__Task prompt__
Leaving out the images, reproduce every line of the data that follows exactly.

__Exercise data__
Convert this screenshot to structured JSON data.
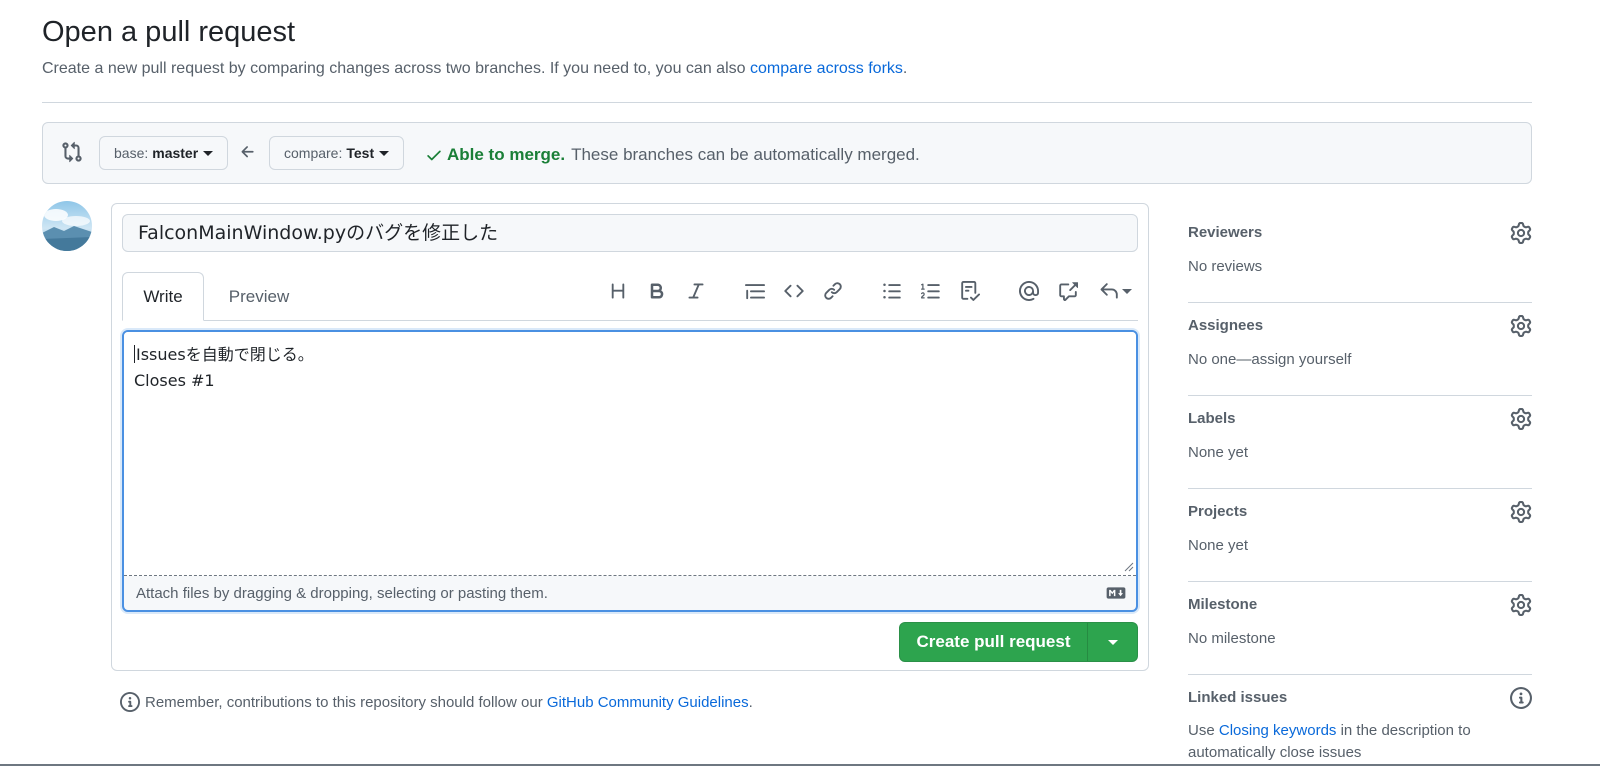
{
  "page": {
    "title": "Open a pull request",
    "subtitle_prefix": "Create a new pull request by comparing changes across two branches. If you need to, you can also",
    "subtitle_link": "compare across forks",
    "subtitle_suffix": "."
  },
  "range": {
    "base_prefix": "base:",
    "base_branch": "master",
    "compare_prefix": "compare:",
    "compare_branch": "Test",
    "merge_ok": "Able to merge.",
    "merge_msg": "These branches can be automatically merged."
  },
  "form": {
    "title_value": "FalconMainWindow.pyのバグを修正した",
    "tabs": {
      "write": "Write",
      "preview": "Preview"
    },
    "body_lines": [
      "Issuesを自動で閉じる。",
      "Closes #1"
    ],
    "attach_hint": "Attach files by dragging & dropping, selecting or pasting them.",
    "submit_label": "Create pull request"
  },
  "toolbar": {
    "icons": [
      "heading-icon",
      "bold-icon",
      "italic-icon",
      "quote-icon",
      "code-icon",
      "link-icon",
      "unordered-list-icon",
      "ordered-list-icon",
      "task-list-icon",
      "mention-icon",
      "cross-reference-icon",
      "reply-icon"
    ]
  },
  "footer": {
    "remember_prefix": "Remember, contributions to this repository should follow our",
    "remember_link": "GitHub Community Guidelines",
    "remember_suffix": "."
  },
  "sidebar": {
    "reviewers": {
      "heading": "Reviewers",
      "value": "No reviews"
    },
    "assignees": {
      "heading": "Assignees",
      "value": "No one—assign yourself"
    },
    "labels": {
      "heading": "Labels",
      "value": "None yet"
    },
    "projects": {
      "heading": "Projects",
      "value": "None yet"
    },
    "milestone": {
      "heading": "Milestone",
      "value": "No milestone"
    },
    "linked_issues": {
      "heading": "Linked issues",
      "value_prefix": "Use",
      "value_link": "Closing keywords",
      "value_suffix": "in the description to automatically close issues"
    }
  },
  "colors": {
    "accent": "#0969da",
    "success": "#2da44e",
    "success_text": "#1a7f37",
    "focus_border": "#4a90e2"
  }
}
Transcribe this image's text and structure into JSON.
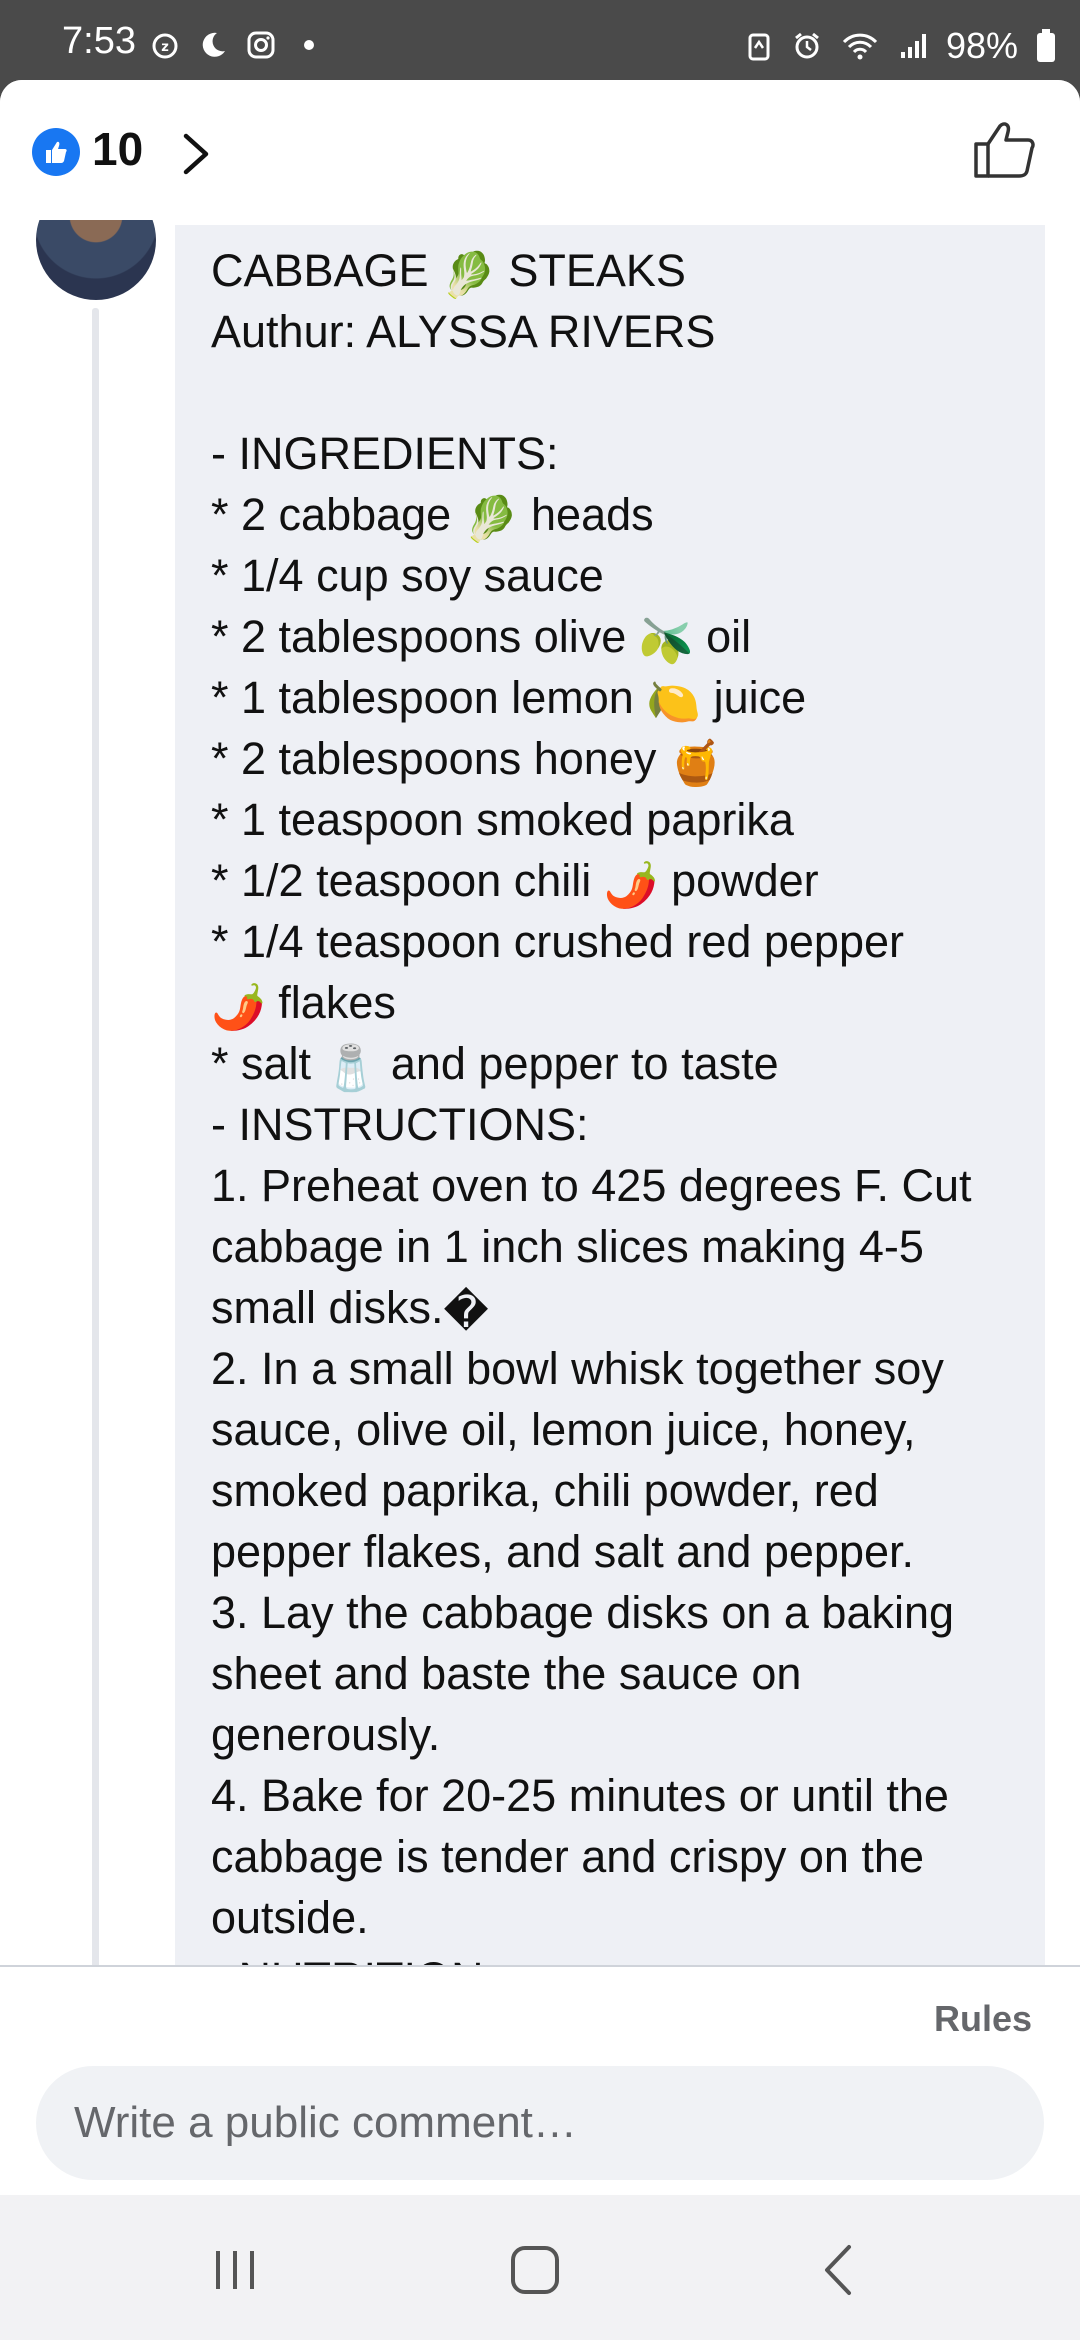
{
  "status_bar": {
    "time": "7:53",
    "battery": "98%",
    "left_icons": [
      "alarm-snooze-icon",
      "moon-icon",
      "instagram-icon",
      "dot-icon"
    ],
    "right_icons": [
      "battery-saver-icon",
      "alarm-icon",
      "wifi-icon",
      "signal-icon",
      "battery-icon"
    ]
  },
  "header": {
    "like_count": "10",
    "accent": "#1877f2"
  },
  "comment": {
    "lines": [
      {
        "t": "CABBAGE ",
        "e": "🥬",
        "a": " STEAKS"
      },
      {
        "t": "Authur: ALYSSA RIVERS"
      },
      {
        "t": ""
      },
      {
        "t": "- INGREDIENTS:"
      },
      {
        "t": "* 2 cabbage ",
        "e": "🥬",
        "a": " heads"
      },
      {
        "t": "* 1/4 cup soy sauce"
      },
      {
        "t": "* 2 tablespoons olive ",
        "e": "🫒",
        "a": "  oil"
      },
      {
        "t": "* 1 tablespoon lemon ",
        "e": "🍋",
        "a": " juice"
      },
      {
        "t": "* 2 tablespoons honey ",
        "e": "🍯",
        "a": ""
      },
      {
        "t": "* 1 teaspoon smoked paprika"
      },
      {
        "t": "* 1/2 teaspoon chili ",
        "e": "🌶️",
        "a": " powder"
      },
      {
        "t": "* 1/4 teaspoon crushed red pepper"
      },
      {
        "t": "",
        "e": "🌶️",
        "a": " flakes"
      },
      {
        "t": "* salt ",
        "e": "🧂",
        "a": "  and pepper to taste"
      },
      {
        "t": "- INSTRUCTIONS:"
      },
      {
        "t": "1. Preheat oven to 425 degrees F. Cut"
      },
      {
        "t": "cabbage in 1 inch slices making 4-5"
      },
      {
        "t": "small disks.",
        "e": "�",
        "a": ""
      },
      {
        "t": "2. In a small bowl whisk together soy"
      },
      {
        "t": "sauce, olive oil, lemon juice, honey,"
      },
      {
        "t": "smoked paprika, chili powder, red"
      },
      {
        "t": "pepper flakes, and salt and pepper."
      },
      {
        "t": "3. Lay the cabbage disks on a baking"
      },
      {
        "t": "sheet and baste the sauce on"
      },
      {
        "t": "generously."
      },
      {
        "t": "4. Bake for 20-25 minutes or until the"
      },
      {
        "t": "cabbage is tender and crispy on the"
      },
      {
        "t": "outside."
      },
      {
        "t": "- NUTRITION:"
      }
    ]
  },
  "footer": {
    "rules_label": "Rules",
    "comment_placeholder": "Write a public comment…"
  },
  "nav": {
    "icons": [
      "recents-icon",
      "home-icon",
      "back-icon"
    ]
  }
}
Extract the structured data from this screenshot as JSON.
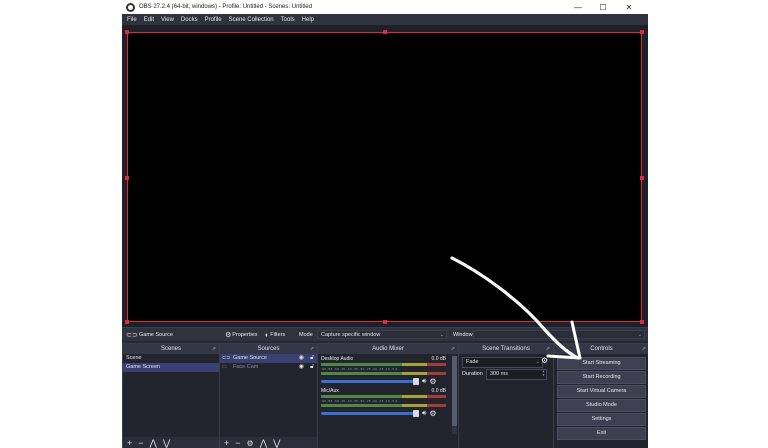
{
  "window": {
    "title": "OBS 27.2.4 (64-bit, windows) - Profile: Untitled - Scenes: Untitled",
    "minimize": "—",
    "maximize": "☐",
    "close": "✕"
  },
  "menu": [
    "File",
    "Edit",
    "View",
    "Docks",
    "Profile",
    "Scene Collection",
    "Tools",
    "Help"
  ],
  "context_bar": {
    "source_name": "Game Source",
    "properties": "Properties",
    "filters": "Filters",
    "mode_label": "Mode",
    "mode_value": "Capture specific window",
    "window_label": "Window"
  },
  "scenes": {
    "header": "Scenes",
    "items": [
      "Scene",
      "Game Screen"
    ],
    "selected": 1
  },
  "sources": {
    "header": "Sources",
    "items": [
      {
        "name": "Game Source",
        "selected": true
      },
      {
        "name": "Face Cam",
        "selected": false
      }
    ]
  },
  "mixer": {
    "header": "Audio Mixer",
    "channels": [
      {
        "name": "Desktop Audio",
        "db": "0.0 dB"
      },
      {
        "name": "Mic/Aux",
        "db": "0.0 dB"
      }
    ],
    "ticks": "-60 -55 -50 -45 -40 -35 -30 -25 -20 -15 -10 -5 0"
  },
  "transitions": {
    "header": "Scene Transitions",
    "value": "Fade",
    "duration_label": "Duration",
    "duration_value": "300 ms"
  },
  "controls": {
    "header": "Controls",
    "buttons": [
      "Start Streaming",
      "Start Recording",
      "Start Virtual Camera",
      "Studio Mode",
      "Settings",
      "Exit"
    ]
  },
  "footer_icons": {
    "add": "+",
    "remove": "−",
    "up": "⋀",
    "down": "⋁",
    "gear": "⚙"
  }
}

__Your response__
Convert this screenshot to structured JSON data.
{
  "page": {
    "title": "Open a pull request",
    "subtitle_prefix": "Create a new pull request by comparing changes across two branches. If you need to, you can also",
    "subtitle_link": "compare across forks",
    "subtitle_suffix": "."
  },
  "range": {
    "base_prefix": "base:",
    "base_branch": "master",
    "compare_prefix": "compare:",
    "compare_branch": "Test",
    "merge_ok": "Able to merge.",
    "merge_msg": "These branches can be automatically merged."
  },
  "form": {
    "title_value": "FalconMainWindow.pyのバグを修正した",
    "tabs": {
      "write": "Write",
      "preview": "Preview"
    },
    "body_lines": [
      "Issuesを自動で閉じる。",
      "Closes #1"
    ],
    "attach_hint": "Attach files by dragging & dropping, selecting or pasting them.",
    "submit_label": "Create pull request"
  },
  "toolbar": {
    "icons": [
      "heading-icon",
      "bold-icon",
      "italic-icon",
      "quote-icon",
      "code-icon",
      "link-icon",
      "unordered-list-icon",
      "ordered-list-icon",
      "task-list-icon",
      "mention-icon",
      "cross-reference-icon",
      "reply-icon"
    ]
  },
  "footer": {
    "remember_prefix": "Remember, contributions to this repository should follow our",
    "remember_link": "GitHub Community Guidelines",
    "remember_suffix": "."
  },
  "sidebar": {
    "reviewers": {
      "heading": "Reviewers",
      "value": "No reviews"
    },
    "assignees": {
      "heading": "Assignees",
      "value": "No one—assign yourself"
    },
    "labels": {
      "heading": "Labels",
      "value": "None yet"
    },
    "projects": {
      "heading": "Projects",
      "value": "None yet"
    },
    "milestone": {
      "heading": "Milestone",
      "value": "No milestone"
    },
    "linked_issues": {
      "heading": "Linked issues",
      "value_prefix": "Use",
      "value_link": "Closing keywords",
      "value_suffix": "in the description to automatically close issues"
    }
  },
  "colors": {
    "accent": "#0969da",
    "success": "#2da44e",
    "success_text": "#1a7f37",
    "focus_border": "#4a90e2"
  }
}
Transcribe this image's text and structure into JSON.
{
  "status_bar": {
    "time": "7:53",
    "battery": "98%",
    "left_icons": [
      "alarm-snooze-icon",
      "moon-icon",
      "instagram-icon",
      "dot-icon"
    ],
    "right_icons": [
      "battery-saver-icon",
      "alarm-icon",
      "wifi-icon",
      "signal-icon",
      "battery-icon"
    ]
  },
  "header": {
    "like_count": "10",
    "accent": "#1877f2"
  },
  "comment": {
    "lines": [
      {
        "t": "CABBAGE ",
        "e": "🥬",
        "a": " STEAKS"
      },
      {
        "t": "Authur: ALYSSA RIVERS"
      },
      {
        "t": ""
      },
      {
        "t": "- INGREDIENTS:"
      },
      {
        "t": "* 2 cabbage ",
        "e": "🥬",
        "a": " heads"
      },
      {
        "t": "* 1/4 cup soy sauce"
      },
      {
        "t": "* 2 tablespoons olive ",
        "e": "🫒",
        "a": "  oil"
      },
      {
        "t": "* 1 tablespoon lemon ",
        "e": "🍋",
        "a": " juice"
      },
      {
        "t": "* 2 tablespoons honey ",
        "e": "🍯",
        "a": ""
      },
      {
        "t": "* 1 teaspoon smoked paprika"
      },
      {
        "t": "* 1/2 teaspoon chili ",
        "e": "🌶️",
        "a": " powder"
      },
      {
        "t": "* 1/4 teaspoon crushed red pepper"
      },
      {
        "t": "",
        "e": "🌶️",
        "a": " flakes"
      },
      {
        "t": "* salt ",
        "e": "🧂",
        "a": "  and pepper to taste"
      },
      {
        "t": "- INSTRUCTIONS:"
      },
      {
        "t": "1. Preheat oven to 425 degrees F. Cut"
      },
      {
        "t": "cabbage in 1 inch slices making 4-5"
      },
      {
        "t": "small disks.",
        "e": "�",
        "a": ""
      },
      {
        "t": "2. In a small bowl whisk together soy"
      },
      {
        "t": "sauce, olive oil, lemon juice, honey,"
      },
      {
        "t": "smoked paprika, chili powder, red"
      },
      {
        "t": "pepper flakes, and salt and pepper."
      },
      {
        "t": "3. Lay the cabbage disks on a baking"
      },
      {
        "t": "sheet and baste the sauce on"
      },
      {
        "t": "generously."
      },
      {
        "t": "4. Bake for 20-25 minutes or until the"
      },
      {
        "t": "cabbage is tender and crispy on the"
      },
      {
        "t": "outside."
      },
      {
        "t": "- NUTRITION:"
      }
    ]
  },
  "footer": {
    "rules_label": "Rules",
    "comment_placeholder": "Write a public comment…"
  },
  "nav": {
    "icons": [
      "recents-icon",
      "home-icon",
      "back-icon"
    ]
  }
}
Extract the structured data from this screenshot as JSON.
{
  "window": {
    "title": "OBS 27.2.4 (64-bit, windows) - Profile: Untitled - Scenes: Untitled",
    "minimize": "—",
    "maximize": "☐",
    "close": "✕"
  },
  "menu": [
    "File",
    "Edit",
    "View",
    "Docks",
    "Profile",
    "Scene Collection",
    "Tools",
    "Help"
  ],
  "context_bar": {
    "source_name": "Game Source",
    "properties": "Properties",
    "filters": "Filters",
    "mode_label": "Mode",
    "mode_value": "Capture specific window",
    "window_label": "Window"
  },
  "scenes": {
    "header": "Scenes",
    "items": [
      "Scene",
      "Game Screen"
    ],
    "selected": 1
  },
  "sources": {
    "header": "Sources",
    "items": [
      {
        "name": "Game Source",
        "selected": true
      },
      {
        "name": "Face Cam",
        "selected": false
      }
    ]
  },
  "mixer": {
    "header": "Audio Mixer",
    "channels": [
      {
        "name": "Desktop Audio",
        "db": "0.0 dB"
      },
      {
        "name": "Mic/Aux",
        "db": "0.0 dB"
      }
    ],
    "ticks": "-60 -55 -50 -45 -40 -35 -30 -25 -20 -15 -10 -5 0"
  },
  "transitions": {
    "header": "Scene Transitions",
    "value": "Fade",
    "duration_label": "Duration",
    "duration_value": "300 ms"
  },
  "controls": {
    "header": "Controls",
    "buttons": [
      "Start Streaming",
      "Start Recording",
      "Start Virtual Camera",
      "Studio Mode",
      "Settings",
      "Exit"
    ]
  },
  "footer_icons": {
    "add": "+",
    "remove": "−",
    "up": "⋀",
    "down": "⋁",
    "gear": "⚙"
  }
}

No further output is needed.